TASK TO CARRY OUT: Check each line of the entries below for the string "this"; copy every line where it appears.

DATASET CONTENT:
▼▼▼

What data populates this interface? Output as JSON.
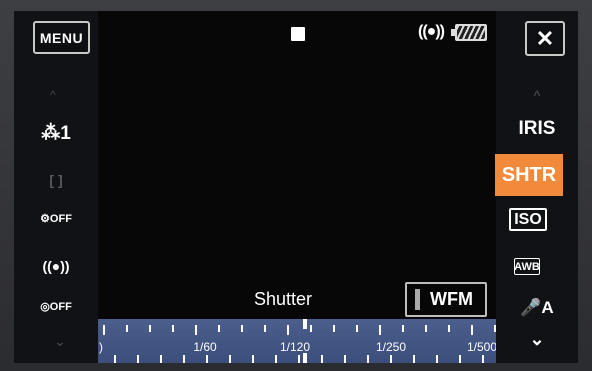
{
  "top_bar": {
    "menu_label": "MENU",
    "close_label": "✕",
    "record_icon": "stop-square-icon",
    "stabilizer_label": "((●))",
    "battery_icon": "battery-icon"
  },
  "left_panel": {
    "up_arrow": "^",
    "down_arrow": "⌄",
    "items": [
      {
        "name": "face-detect-icon",
        "label": "⁂1"
      },
      {
        "name": "focus-frame-icon",
        "label": "[  ]"
      },
      {
        "name": "af-off-icon",
        "label": "⚙OFF"
      },
      {
        "name": "image-stabilizer-icon",
        "label": "((●))"
      },
      {
        "name": "tracking-off-icon",
        "label": "◎OFF"
      }
    ]
  },
  "right_panel": {
    "up_arrow": "^",
    "iris_label": "IRIS",
    "shtr_label": "SHTR",
    "iso_label": "ISO",
    "awb_label": "AWB",
    "mic_label": "🎤A",
    "down_arrow": "⌄",
    "accent_color": "#f28a3c"
  },
  "shutter": {
    "label": "Shutter",
    "wfm_label": "WFM",
    "scale_labels": [
      "1/60",
      "1/120",
      "1/250",
      "1/500"
    ],
    "left_edge_label": ")",
    "selected_value": "1/120"
  }
}
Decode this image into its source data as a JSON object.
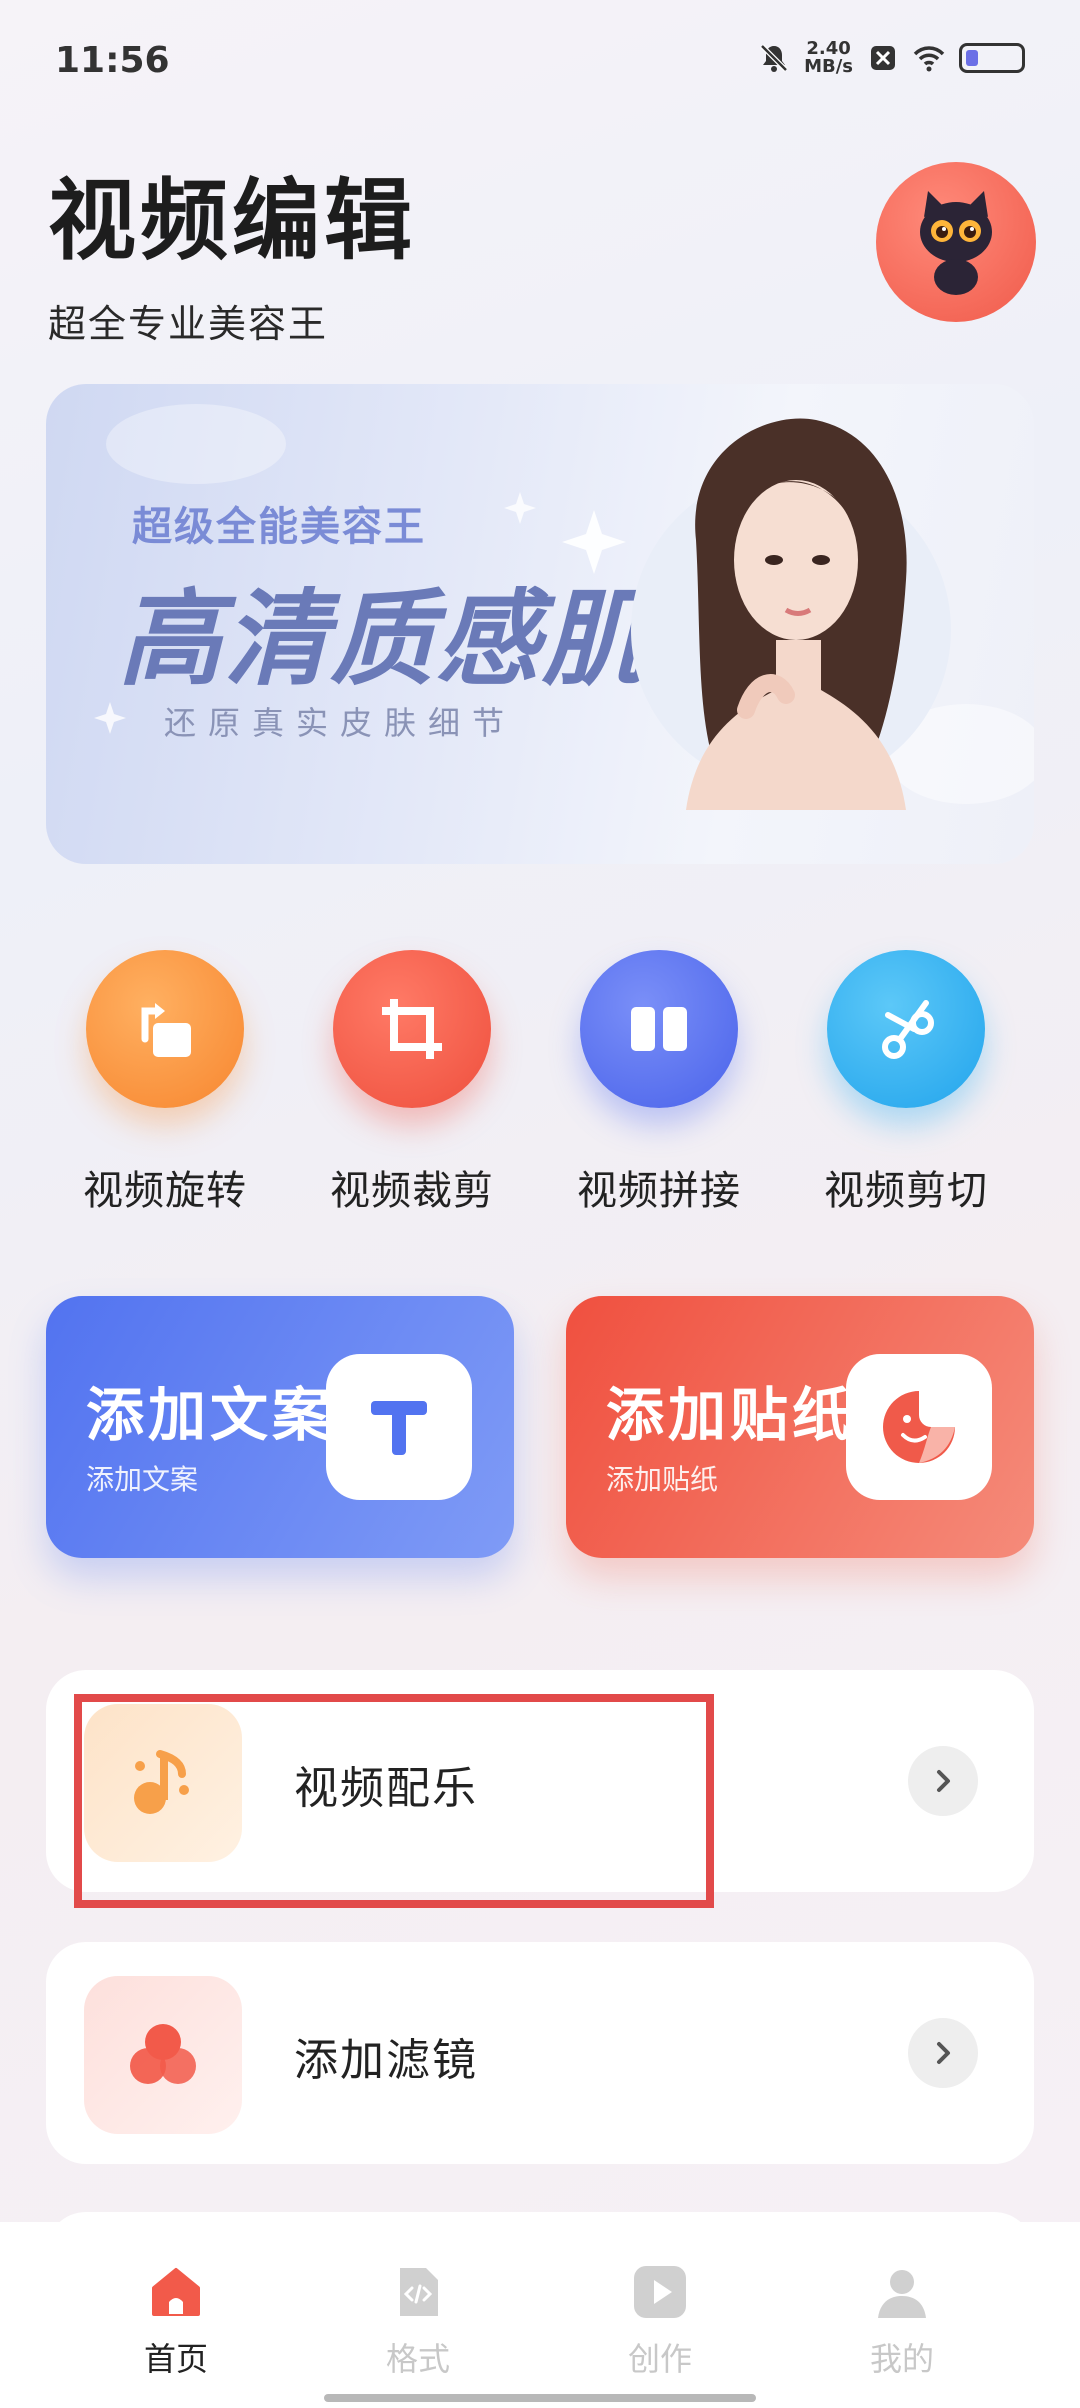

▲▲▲

TASK OUTPUT:
What data populates this interface? Output as JSON.
Decode this image into its source data as a JSON object.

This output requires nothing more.